Research over the last several decades has uncovered that migraine is caused by a complicated interaction between the brain and blood vessels in the head. Abnormal changes in levels of substances that are naturally produced in the brain can cause inflammation. This inflammation then causes blood vessels in the brain to swell and press on nearby nerves, causing pain. Various changes in different regions of the brain account for the sensory hypersensitivity and other symptoms of migraine.

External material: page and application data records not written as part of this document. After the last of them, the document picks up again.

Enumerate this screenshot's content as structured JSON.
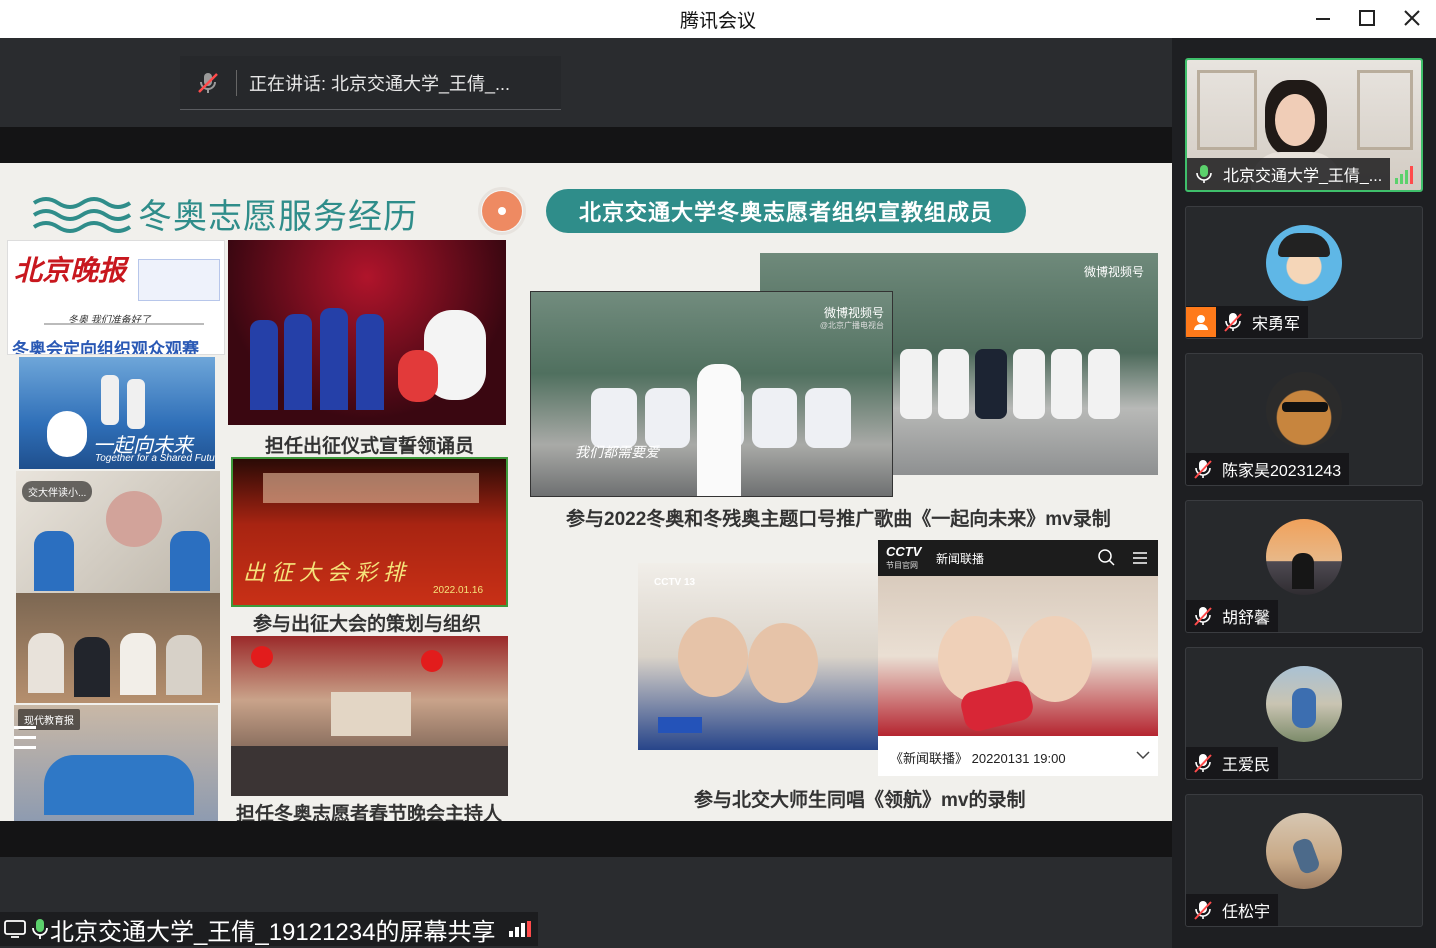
{
  "window": {
    "title": "腾讯会议"
  },
  "stage": {
    "speaking_label": "正在讲话: 北京交通大学_王倩_..."
  },
  "slide": {
    "heading": "冬奥志愿服务经历",
    "pill": "北京交通大学冬奥志愿者组织宣教组成员",
    "newspaper": {
      "masthead": "北京晚报",
      "slogan": "冬奥 我们准备好了",
      "headline": "冬奥会定向组织观众观赛",
      "poster_text": "一起向未来",
      "poster_sub": "Together for a Shared Futu"
    },
    "tags": {
      "video1": "交大伴读小...",
      "video2": "现代教育报"
    },
    "weibo_mark": "微博视频号",
    "weibo_sub": "@北京广播电视台",
    "mv_overlay": "我们都需要爱",
    "rally_banner": "出征大会彩排",
    "rally_date": "2022.01.16",
    "cctv": {
      "logo": "CCTV",
      "sub": "节目官网",
      "channel": "新闻联播",
      "footer": "《新闻联播》 20220131 19:00",
      "cctv13": "CCTV 13"
    },
    "captions": {
      "oath": "担任出征仪式宣誓领诵员",
      "mv2022": "参与2022冬奥和冬残奥主题口号推广歌曲《一起向未来》mv录制",
      "rally": "参与出征大会的策划与组织",
      "gala": "担任冬奥志愿者春节晚会主持人",
      "lh": "参与北交大师生同唱《领航》mv的录制"
    }
  },
  "participants": [
    {
      "name": "北京交通大学_王倩_...",
      "mic": "on",
      "active": true
    },
    {
      "name": "宋勇军",
      "mic": "muted",
      "host": true
    },
    {
      "name": "陈家昊20231243",
      "mic": "muted"
    },
    {
      "name": "胡舒馨",
      "mic": "muted"
    },
    {
      "name": "王爱民",
      "mic": "muted"
    },
    {
      "name": "任松宇",
      "mic": "muted"
    }
  ],
  "share_label": "北京交通大学_王倩_19121234的屏幕共享",
  "colors": {
    "accent_teal": "#2f8d8a",
    "accent_orange": "#ee8a62",
    "active_border": "#3fbf6b"
  }
}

Because migraine is such a common neurologic disorder, affecting up to 28 million Americans, it is very unlikely that there is just one cause to migraine. Population studies suggest that migraine runs in families. Recently, there have been dozens of genes discovered which have been associated with migraine. More than likely, there are many genes yet to be found. The currently known genes seem to have effects on widely different parts of the brain. When these genetically susceptible people are exposed to a combination of triggers, specific regions of brain can become activated and set of a migraine. Triggers can come from outside the body (like certain foods, flashing lights and loud sounds) or they can come from inside the body (like menstruation, sleep difficulties or stress). One way to think about the symptoms of migraine is to see them as the common end result of a vast variety of changes which can occur in the brain of a genetically predisposed person.
Studies show that approximately 18% of women and 6% of men experience migraine. Interestingly, prior to the onset of adolescence, boys seem to have a slightly higher prevalence of migraine. Based upon the available research, hormones have been strongly implicated in causing this gender schism.

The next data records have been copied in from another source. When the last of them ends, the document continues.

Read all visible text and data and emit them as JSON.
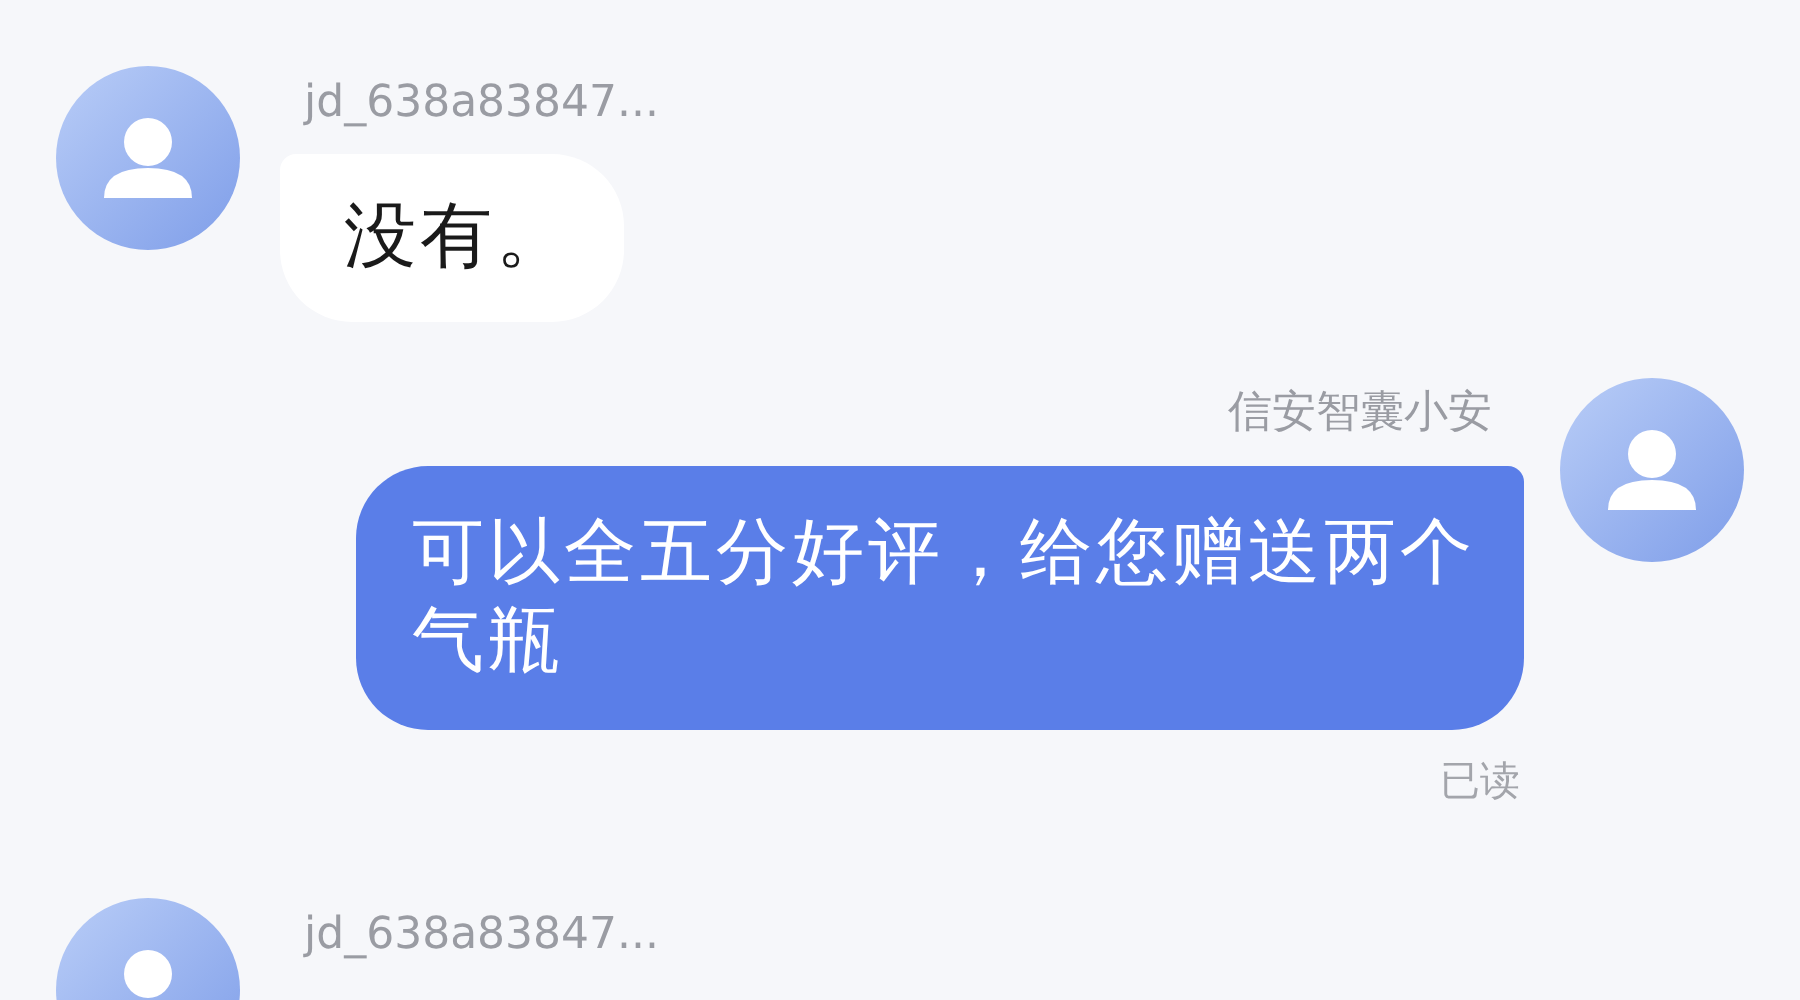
{
  "messages": [
    {
      "kind": "incoming",
      "sender": "jd_638a83847...",
      "text": "没有。"
    },
    {
      "kind": "outgoing",
      "sender": "信安智囊小安",
      "text": "可以全五分好评，给您赠送两个气瓶",
      "status": "已读"
    },
    {
      "kind": "incoming",
      "sender": "jd_638a83847..."
    }
  ]
}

All throughout a woman’s hormonal life, migraines can play a significant role. They can occur with ovulation and a few days before or during menstruation. Most women improve with pregnancy, but for some, migraines worsen. About two-thirds of women with migraines report that their symptoms improve with natural menopause; however, surgical menopause results in worsening of migraine in two-thirds of women. It is obvious that the role hormones play in precipitating migraine is not a simple one.

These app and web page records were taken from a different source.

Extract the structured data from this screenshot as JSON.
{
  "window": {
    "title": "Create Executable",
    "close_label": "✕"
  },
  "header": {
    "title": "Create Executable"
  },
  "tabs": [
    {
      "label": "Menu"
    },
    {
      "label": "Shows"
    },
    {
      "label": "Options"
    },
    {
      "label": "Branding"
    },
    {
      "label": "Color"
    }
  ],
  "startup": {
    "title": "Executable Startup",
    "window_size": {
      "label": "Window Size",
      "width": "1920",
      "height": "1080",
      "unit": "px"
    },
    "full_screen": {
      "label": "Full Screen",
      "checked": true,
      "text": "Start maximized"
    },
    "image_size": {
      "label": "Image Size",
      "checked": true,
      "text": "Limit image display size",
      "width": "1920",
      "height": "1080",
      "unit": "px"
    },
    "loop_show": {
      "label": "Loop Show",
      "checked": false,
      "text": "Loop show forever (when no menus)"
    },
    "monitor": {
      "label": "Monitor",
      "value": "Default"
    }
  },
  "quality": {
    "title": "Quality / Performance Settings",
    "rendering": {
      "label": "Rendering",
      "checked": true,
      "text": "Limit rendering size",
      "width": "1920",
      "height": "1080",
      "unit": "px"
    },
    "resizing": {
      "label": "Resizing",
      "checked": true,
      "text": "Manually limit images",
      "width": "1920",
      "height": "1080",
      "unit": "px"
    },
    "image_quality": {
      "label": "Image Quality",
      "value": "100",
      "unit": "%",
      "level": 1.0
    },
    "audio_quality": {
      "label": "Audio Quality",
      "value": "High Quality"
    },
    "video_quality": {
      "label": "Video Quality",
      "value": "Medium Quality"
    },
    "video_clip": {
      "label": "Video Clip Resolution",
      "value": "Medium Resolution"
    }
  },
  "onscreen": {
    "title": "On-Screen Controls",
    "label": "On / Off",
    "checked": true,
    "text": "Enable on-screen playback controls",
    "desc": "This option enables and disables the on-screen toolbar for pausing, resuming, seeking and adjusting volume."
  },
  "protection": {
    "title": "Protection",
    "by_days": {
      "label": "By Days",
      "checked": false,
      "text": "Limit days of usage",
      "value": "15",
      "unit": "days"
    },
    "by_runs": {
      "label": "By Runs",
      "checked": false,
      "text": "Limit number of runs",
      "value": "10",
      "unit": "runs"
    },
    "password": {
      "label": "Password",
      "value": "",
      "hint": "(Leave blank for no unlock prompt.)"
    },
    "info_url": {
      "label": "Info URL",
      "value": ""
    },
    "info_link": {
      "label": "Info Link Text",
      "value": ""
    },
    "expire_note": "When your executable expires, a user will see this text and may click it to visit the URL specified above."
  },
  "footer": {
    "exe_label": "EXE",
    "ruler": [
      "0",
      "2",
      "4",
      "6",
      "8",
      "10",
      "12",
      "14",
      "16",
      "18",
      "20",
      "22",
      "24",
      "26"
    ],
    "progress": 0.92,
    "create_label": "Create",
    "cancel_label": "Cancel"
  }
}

Animal experiments have shown that estradiol and progesterone, during different phases of the menstrual cycle, can cause some regions of the brain associated with migraine to be much more active. Clinically, it has been demonstrated that some women can decrease the frequency of migraine attacks by using estrogen and progesterone supplements in the form of oral contraceptives pills. Notably though, not all women benefit from this; in fact, many women actually get worse. Estrogen and progesterone alone are unlikely to be solely responsible in increasing the prevalence of migraine in women. Throughout an adult woman’s life, there is a complicated choreography of many hormones like estrone, estriol, testosterone, DHEA and DHEAS, to name a few; however, their roles have yet to be investigated in migraine.
Fortunately, groups like Lucine Biotech have come together to help further the understanding of the intricate interplay of hormones and complicated medical issues like migraine. The eventual goal is be able to offer personalized lines of medical intervention based upon an individual’s unique hormonal patterns. Until then, if migraines are playing a significant role in your life, you should speak to your physician because there are many medications and lifestyle modifications which can help you gain control over your migraine problem.